Perhaps the biggest factor of my own success as a musician, is the people that support me regularly.
There are a few hundred folk who love what I share with them, and who go out of their way to send me positive words, buy my music (live and online), and have a laugh on social media.
Some of these folk found me online. Others I met through friends and neighbors, but most of my regular fans grew from attending live concerts.
I hope you are one of them – if not now, then soon!
And according to my last few Annual Reader Surveys, there is actually one thing I do that keeps my fans engaged, interested, and coming back for more.
- It is more than just sharing great live music.
- It is more than just sharing my ideas and thoughts about performing.
- It is more than than just giving glimpses of my sparkling personality
(if you know me well, you will sense the sarcasm in that last statement!)
Perhaps it may be obvious to you, or it may not be, but the reason I consistently grow a solid core of SPB Groupies is because of my email newsletter. That’s right. My newsletters. Not the articles I write, the little booklets I put together, nor the concerts I produce or the music I write. It’s the newsletter that keeps us all together, talking about how to share live music with others.

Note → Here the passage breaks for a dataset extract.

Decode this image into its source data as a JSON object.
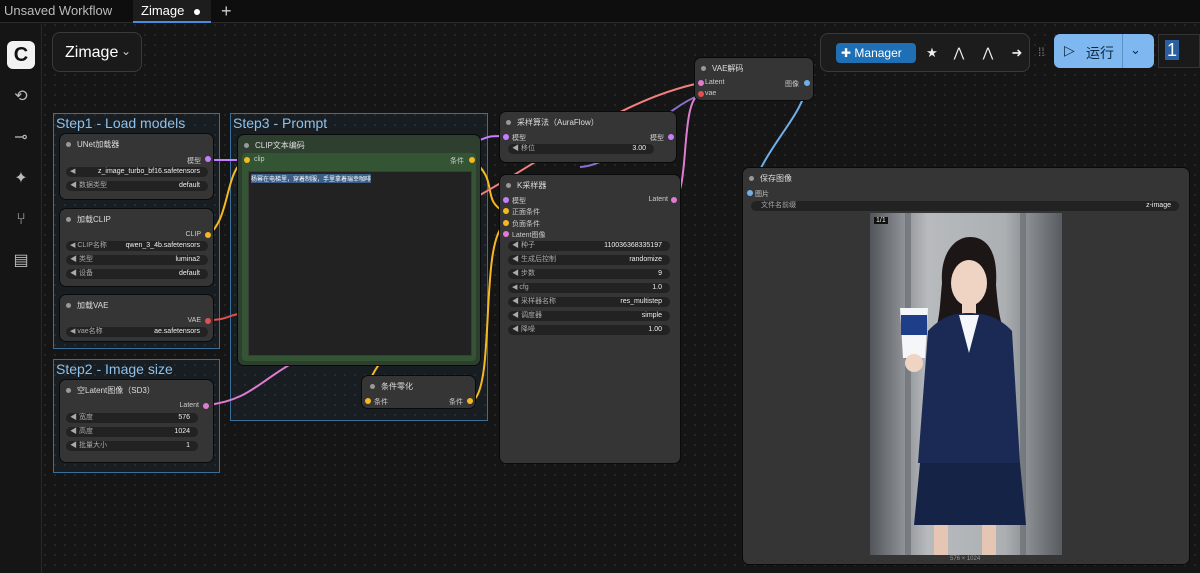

I have been distributing newsletters via email for about a decade now, and have found there are three aspects to my newsletters that seem to work. Little tweaks here and there continue to be made, and experiments and tests are at the forefront of each publication, but these three elements consistently prompt regular email openings and clicks on links within the newsletter.

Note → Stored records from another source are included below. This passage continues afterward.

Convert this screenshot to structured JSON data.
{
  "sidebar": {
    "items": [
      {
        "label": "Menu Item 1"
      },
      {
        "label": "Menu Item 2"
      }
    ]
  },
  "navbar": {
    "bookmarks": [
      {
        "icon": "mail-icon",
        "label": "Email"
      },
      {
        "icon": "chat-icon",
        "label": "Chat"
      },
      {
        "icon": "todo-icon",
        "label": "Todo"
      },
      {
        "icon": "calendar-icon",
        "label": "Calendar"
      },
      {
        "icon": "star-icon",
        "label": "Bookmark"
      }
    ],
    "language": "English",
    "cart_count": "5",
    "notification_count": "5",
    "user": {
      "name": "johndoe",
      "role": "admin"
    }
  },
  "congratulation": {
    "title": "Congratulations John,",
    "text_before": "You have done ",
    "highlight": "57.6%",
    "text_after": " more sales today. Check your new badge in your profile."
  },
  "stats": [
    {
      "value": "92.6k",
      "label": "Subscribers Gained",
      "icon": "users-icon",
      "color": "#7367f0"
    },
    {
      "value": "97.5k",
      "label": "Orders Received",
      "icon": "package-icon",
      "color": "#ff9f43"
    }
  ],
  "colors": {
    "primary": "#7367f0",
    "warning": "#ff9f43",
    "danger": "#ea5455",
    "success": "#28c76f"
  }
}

It has become vital for me to send an email newsletter at the same time on the same day each week. Two of the organizations I head up send monthly newsletters, but my personal email list receives some sort of communication every week. Such regularity portrays consistency and reliability. Some people look forward to reading what I have to share, and on the occasion my email newsletters is a few hours late (usually on purpose), I actually receive emails asking if everything is OK.

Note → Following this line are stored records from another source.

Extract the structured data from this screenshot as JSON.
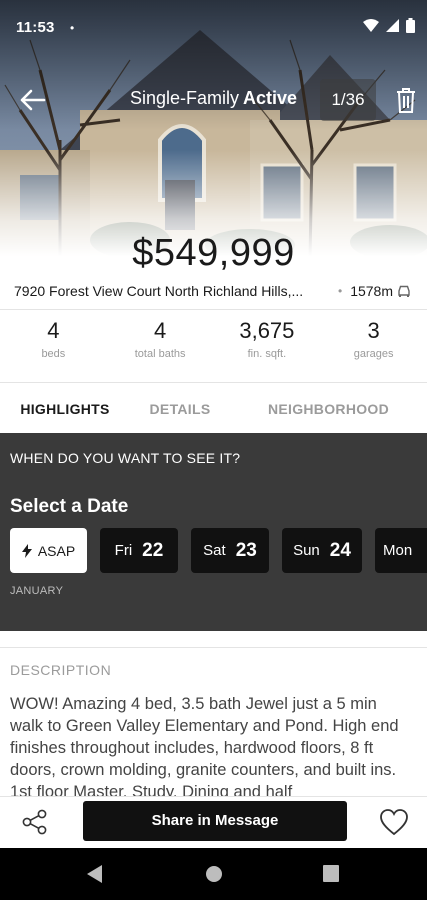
{
  "status_bar": {
    "time": "11:53",
    "notification_dot": "•"
  },
  "header": {
    "listing_type": "Single-Family",
    "listing_status": "Active",
    "photo_counter": "1/36"
  },
  "listing": {
    "price": "$549,999",
    "address": "7920 Forest View Court North Richland Hills,...",
    "separator": "•",
    "distance": "1578m"
  },
  "stats": [
    {
      "value": "4",
      "label": "beds"
    },
    {
      "value": "4",
      "label": "total baths"
    },
    {
      "value": "3,675",
      "label": "fin. sqft."
    },
    {
      "value": "3",
      "label": "garages"
    }
  ],
  "tabs": [
    {
      "label": "HIGHLIGHTS",
      "active": true
    },
    {
      "label": "DETAILS",
      "active": false
    },
    {
      "label": "NEIGHBORHOOD",
      "active": false
    }
  ],
  "schedule": {
    "question": "WHEN DO YOU WANT TO SEE IT?",
    "title": "Select a Date",
    "asap_label": "ASAP",
    "dates": [
      {
        "dow": "Fri",
        "day": "22"
      },
      {
        "dow": "Sat",
        "day": "23"
      },
      {
        "dow": "Sun",
        "day": "24"
      },
      {
        "dow": "Mon",
        "day": ""
      }
    ],
    "month": "JANUARY"
  },
  "description": {
    "label": "DESCRIPTION",
    "text": "WOW! Amazing 4 bed, 3.5 bath Jewel just a 5 min walk to Green Valley Elementary and Pond. High end finishes throughout includes, hardwood floors, 8 ft doors, crown molding, granite counters, and built ins. 1st floor Master, Study, Dining and half"
  },
  "actions": {
    "share_message_label": "Share in Message"
  },
  "icons": {
    "back": "arrow-left-icon",
    "trash": "trash-icon",
    "car": "car-icon",
    "bolt": "lightning-icon",
    "share": "share-icon",
    "favorite": "heart-icon"
  },
  "colors": {
    "schedule_bg": "#3a3a3a",
    "chip_bg": "#111111",
    "primary_button": "#111111",
    "muted_text": "#9b9b9b"
  }
}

People like consistency. They rely on those who regularly stay in touch with them. Does it matter how often and when? I don’t think so. My newsletter has been distributed on Tuesdays, Saturdays, Thursdays, mornings, noon, and evenings. For me, the best time seems to be Friday mornings – right before the weekend when people are deciding what to do with their leisure time. Many of the newsletters I subscribe to send a newsletter every day, or each weekday. Some are at 7am, others at 4am. One is at 10:37am every Tuesday – right before many people take a mid-morning coffee break!
Regardless of what you hear, you should experiment and find out for yourself when your fans like to get your email newsletters. Use an email service such as aweber, and keep track of the number of emails opened and the number (and type) of links readers click on. Adjust the day and/or time for the next three issues and see if the numbers go up or down. Slightly adjust again whichever is more popular, and keep going until you find a regular routine that works for you and your fans.
Think how busy your life is. Think how busy your newsletter readers’ lives are. Think how many emails you get each day, and how many outright marketing messages your receive. Some you probably do not even see if your email service blocks them, or they end up in your gmail “promotions” tab (click here to see how to remove it).
Your readers’ time is precious. Some of them have to wade through hundreds of emails every day. For one of your fans to take a moment to even scan through a newsletter is a precious moment together, and there is nothing more valuable to any of us than time.
So say thanks. A lot.
Somewhere in every newsletter you should thank your readers for their support, generosity of time, interest, something. One of the most important lessons I have learned in life is that you can never say thank you enough. Ever.
In addition to publishing your e-newsletter on a regular schedule, something I consistently find fans asking for is my own schedule. “When is your next performance?” they ask.
It does not matter how far in advance it is, nor where it is, your fans want to see how active you are and hopefully see a town nearby listed. The more you post your upcoming performances (for the next month or two, at least), the more excitement is generated around those concerts. This has proven to be the case consistently through many trials and experiments – sometimes to the detriment of my own concert attendance.
Include your concert schedule in an unobtrusive manner, and your fans will devour it up. Your schedule may be the most sought after element of your regularly scheduled newsletter, even if it just says “thanks for liking the music I share with you!”
By publishing a newsletter regularly, always thanking your readers, and giving them the dates, times and places you will be sharing live music, has proven to be a sure-fire way to build the colossal fan club you need to sustain a career as a musician.
Now it’s your turn
- Think what you like to read about other performers.
- Write a paragraph that is similar in content, but about your own music, activities or perspective.
- Help your readers live a better life or build a better society by helping them share live music with others.
- Test how often and when sending such an email results in the most opens and click-throughs.
- Say thanks for reading and supporting and engaging in live music.
- Let your readers know when and where your next performance will be.